#### What is being asked:
Select and reproduce each line of the listing below that bears the string "icon".

Segment Start: Supplied information

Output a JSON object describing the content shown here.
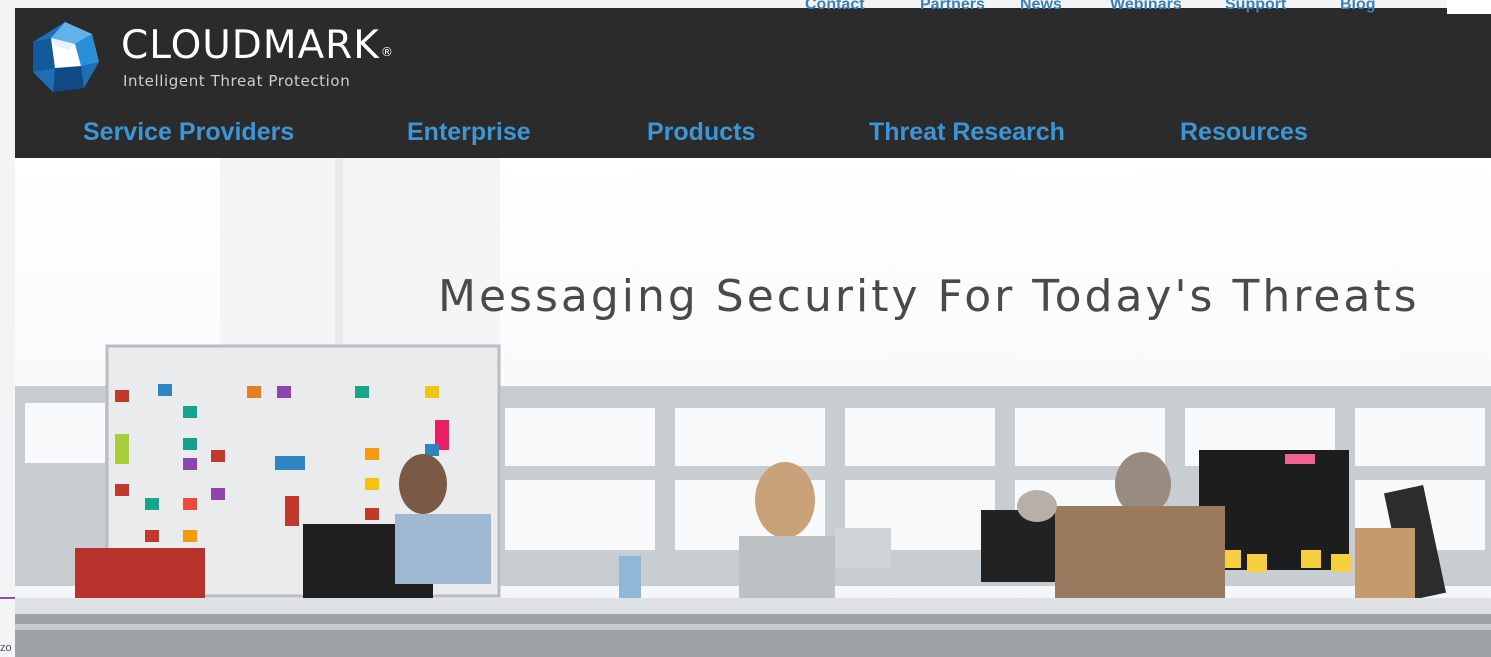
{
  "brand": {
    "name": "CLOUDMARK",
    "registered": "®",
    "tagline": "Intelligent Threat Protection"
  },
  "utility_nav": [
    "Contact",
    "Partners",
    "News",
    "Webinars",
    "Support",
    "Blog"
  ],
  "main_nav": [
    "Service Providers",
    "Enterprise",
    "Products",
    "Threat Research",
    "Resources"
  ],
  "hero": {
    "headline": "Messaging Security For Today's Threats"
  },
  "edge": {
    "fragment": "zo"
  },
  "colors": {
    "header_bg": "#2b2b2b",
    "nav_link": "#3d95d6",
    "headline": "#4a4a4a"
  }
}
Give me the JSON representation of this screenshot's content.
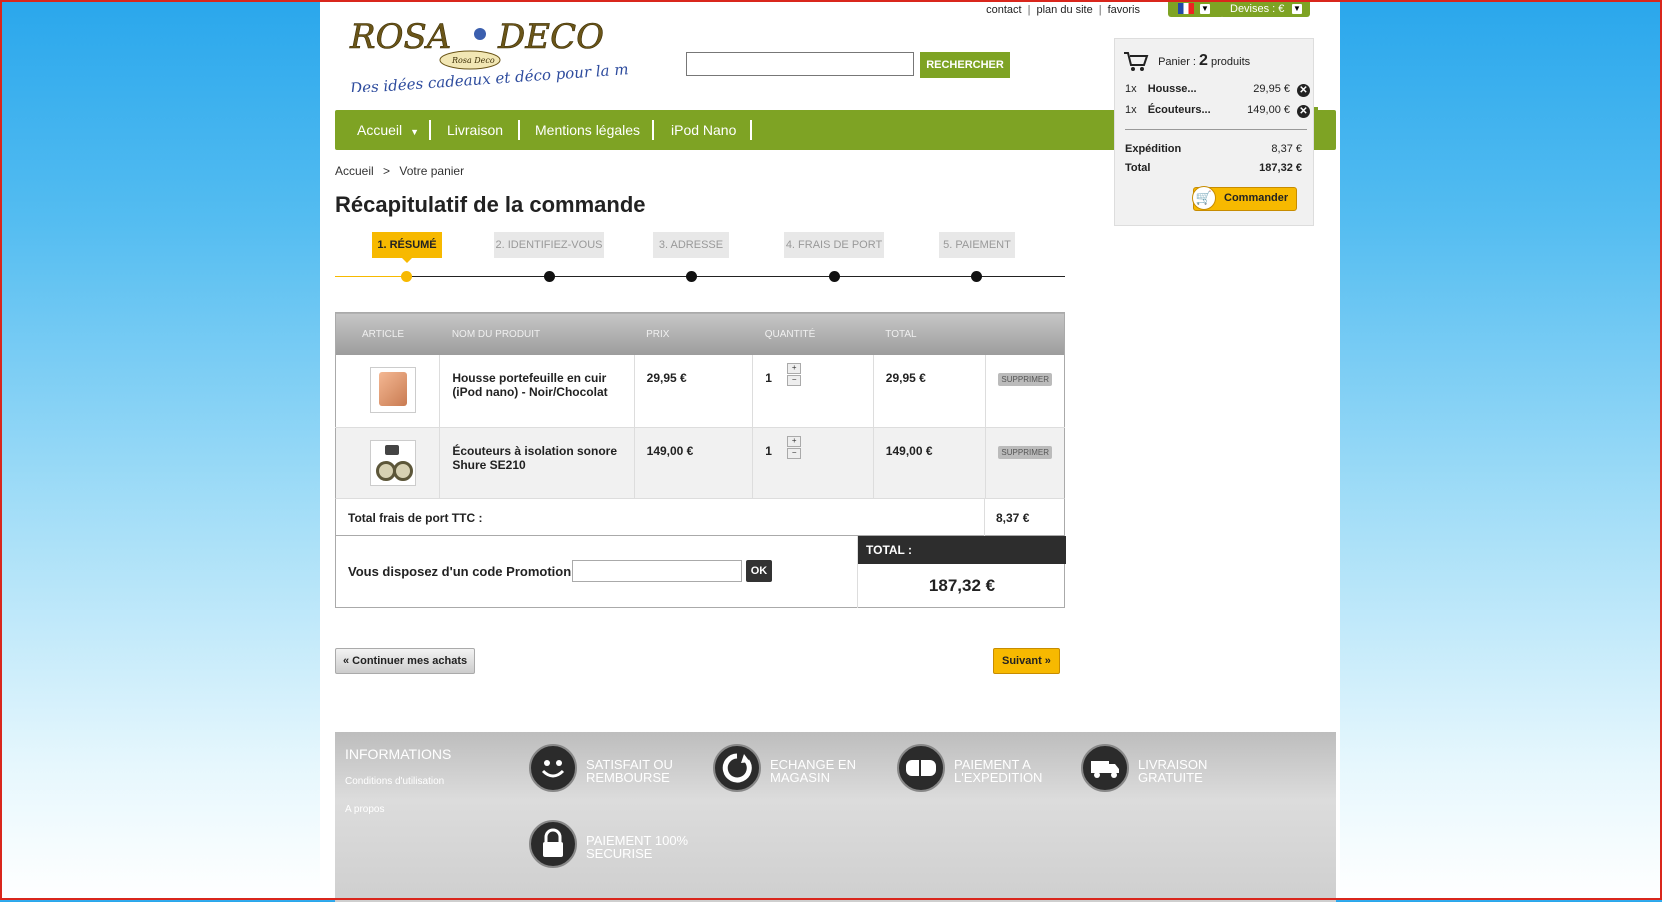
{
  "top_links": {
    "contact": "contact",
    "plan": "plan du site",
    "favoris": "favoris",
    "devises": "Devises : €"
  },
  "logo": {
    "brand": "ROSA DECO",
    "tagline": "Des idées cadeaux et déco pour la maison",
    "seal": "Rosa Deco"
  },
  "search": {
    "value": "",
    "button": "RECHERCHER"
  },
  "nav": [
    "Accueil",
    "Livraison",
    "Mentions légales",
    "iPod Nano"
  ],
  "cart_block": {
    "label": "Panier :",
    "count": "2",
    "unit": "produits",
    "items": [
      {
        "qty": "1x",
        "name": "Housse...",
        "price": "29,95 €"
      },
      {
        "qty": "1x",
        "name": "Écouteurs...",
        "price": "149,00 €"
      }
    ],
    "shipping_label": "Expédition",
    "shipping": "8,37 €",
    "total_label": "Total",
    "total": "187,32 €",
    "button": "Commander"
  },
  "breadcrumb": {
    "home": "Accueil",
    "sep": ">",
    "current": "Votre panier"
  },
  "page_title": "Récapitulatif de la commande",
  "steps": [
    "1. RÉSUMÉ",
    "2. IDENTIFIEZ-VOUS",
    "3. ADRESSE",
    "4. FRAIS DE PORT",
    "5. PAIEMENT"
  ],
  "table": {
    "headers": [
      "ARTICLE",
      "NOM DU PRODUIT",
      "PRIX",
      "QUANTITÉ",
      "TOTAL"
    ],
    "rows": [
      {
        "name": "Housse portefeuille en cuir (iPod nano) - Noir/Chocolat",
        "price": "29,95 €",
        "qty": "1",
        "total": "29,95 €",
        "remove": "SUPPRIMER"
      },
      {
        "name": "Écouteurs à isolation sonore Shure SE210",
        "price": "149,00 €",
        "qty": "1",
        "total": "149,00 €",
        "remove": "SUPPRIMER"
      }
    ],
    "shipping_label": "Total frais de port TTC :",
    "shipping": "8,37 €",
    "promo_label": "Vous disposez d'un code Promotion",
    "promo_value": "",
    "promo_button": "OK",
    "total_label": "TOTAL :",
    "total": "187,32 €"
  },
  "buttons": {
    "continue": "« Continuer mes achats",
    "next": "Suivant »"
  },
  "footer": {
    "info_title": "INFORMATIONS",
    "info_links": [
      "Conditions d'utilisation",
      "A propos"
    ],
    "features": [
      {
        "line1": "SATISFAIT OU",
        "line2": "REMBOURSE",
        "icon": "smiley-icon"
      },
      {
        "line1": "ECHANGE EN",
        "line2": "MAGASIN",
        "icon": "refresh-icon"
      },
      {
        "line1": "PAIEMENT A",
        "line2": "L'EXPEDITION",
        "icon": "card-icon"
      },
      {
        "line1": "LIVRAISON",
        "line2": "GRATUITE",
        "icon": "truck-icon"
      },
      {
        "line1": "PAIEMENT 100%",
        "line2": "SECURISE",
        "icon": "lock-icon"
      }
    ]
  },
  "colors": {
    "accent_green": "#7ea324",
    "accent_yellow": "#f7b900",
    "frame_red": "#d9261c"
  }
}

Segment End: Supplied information
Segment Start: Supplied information

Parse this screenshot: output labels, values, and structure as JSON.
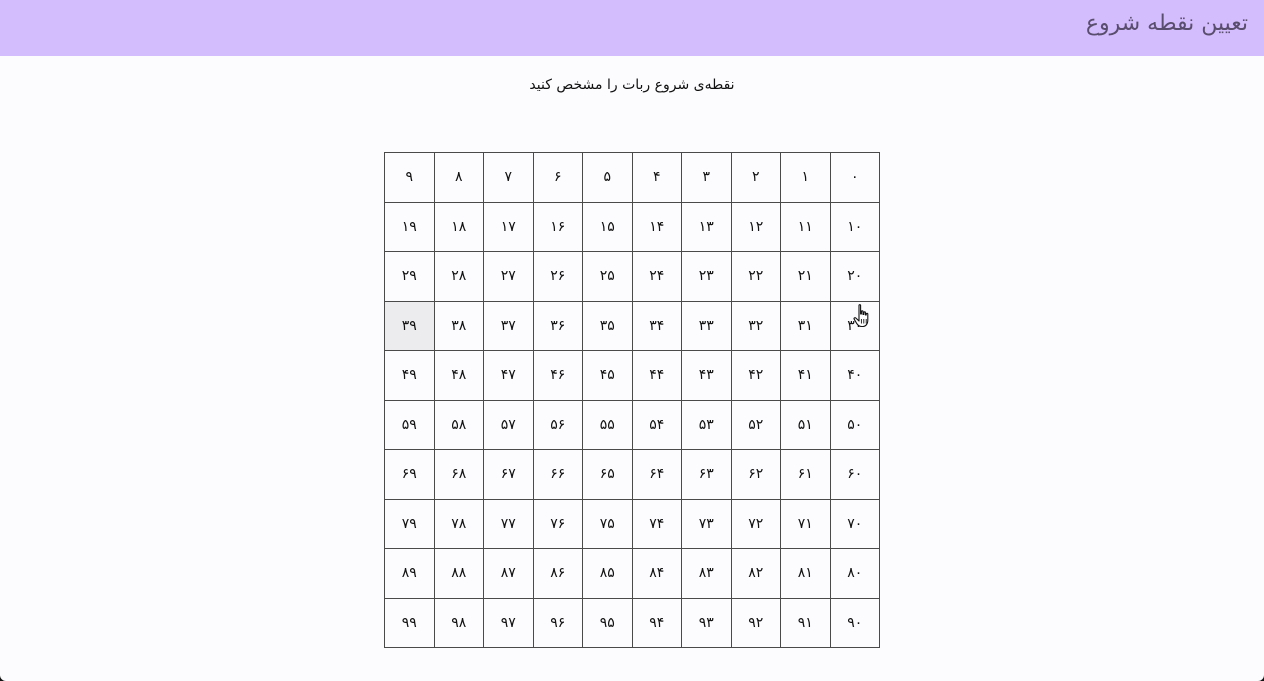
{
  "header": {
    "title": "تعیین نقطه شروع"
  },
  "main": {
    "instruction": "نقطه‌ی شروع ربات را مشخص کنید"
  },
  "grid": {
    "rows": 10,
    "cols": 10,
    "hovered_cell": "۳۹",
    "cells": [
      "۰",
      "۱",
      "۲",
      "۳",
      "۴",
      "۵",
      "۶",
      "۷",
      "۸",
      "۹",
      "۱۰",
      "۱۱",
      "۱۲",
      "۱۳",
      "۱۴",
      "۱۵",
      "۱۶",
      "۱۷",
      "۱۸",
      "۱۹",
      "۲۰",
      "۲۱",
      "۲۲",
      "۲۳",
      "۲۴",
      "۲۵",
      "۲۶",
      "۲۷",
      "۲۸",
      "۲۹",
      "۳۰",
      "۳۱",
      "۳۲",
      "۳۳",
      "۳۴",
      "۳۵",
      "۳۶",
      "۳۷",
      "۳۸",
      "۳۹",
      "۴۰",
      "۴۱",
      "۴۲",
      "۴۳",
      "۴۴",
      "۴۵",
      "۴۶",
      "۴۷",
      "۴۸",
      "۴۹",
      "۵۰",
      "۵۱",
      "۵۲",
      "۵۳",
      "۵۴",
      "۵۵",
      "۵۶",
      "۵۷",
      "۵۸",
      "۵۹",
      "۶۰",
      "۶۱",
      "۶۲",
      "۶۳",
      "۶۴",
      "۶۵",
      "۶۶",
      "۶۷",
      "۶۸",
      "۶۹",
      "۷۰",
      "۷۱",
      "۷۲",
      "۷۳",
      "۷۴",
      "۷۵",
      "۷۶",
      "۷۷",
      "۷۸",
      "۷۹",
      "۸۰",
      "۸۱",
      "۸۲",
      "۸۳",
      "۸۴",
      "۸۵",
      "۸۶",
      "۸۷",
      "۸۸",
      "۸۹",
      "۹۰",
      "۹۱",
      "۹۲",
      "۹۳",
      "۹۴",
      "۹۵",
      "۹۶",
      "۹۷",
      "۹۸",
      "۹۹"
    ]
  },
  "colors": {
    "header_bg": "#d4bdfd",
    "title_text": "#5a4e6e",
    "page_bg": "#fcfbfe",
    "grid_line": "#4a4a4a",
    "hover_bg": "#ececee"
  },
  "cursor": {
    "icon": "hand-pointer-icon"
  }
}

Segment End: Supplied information

#### Reply:
        "icon": "smiley-icon"
        "icon": "refresh-icon"
        "icon": "card-icon"
        "icon": "truck-icon"
        "icon": "lock-icon"
    "icon": "hand-pointer-icon"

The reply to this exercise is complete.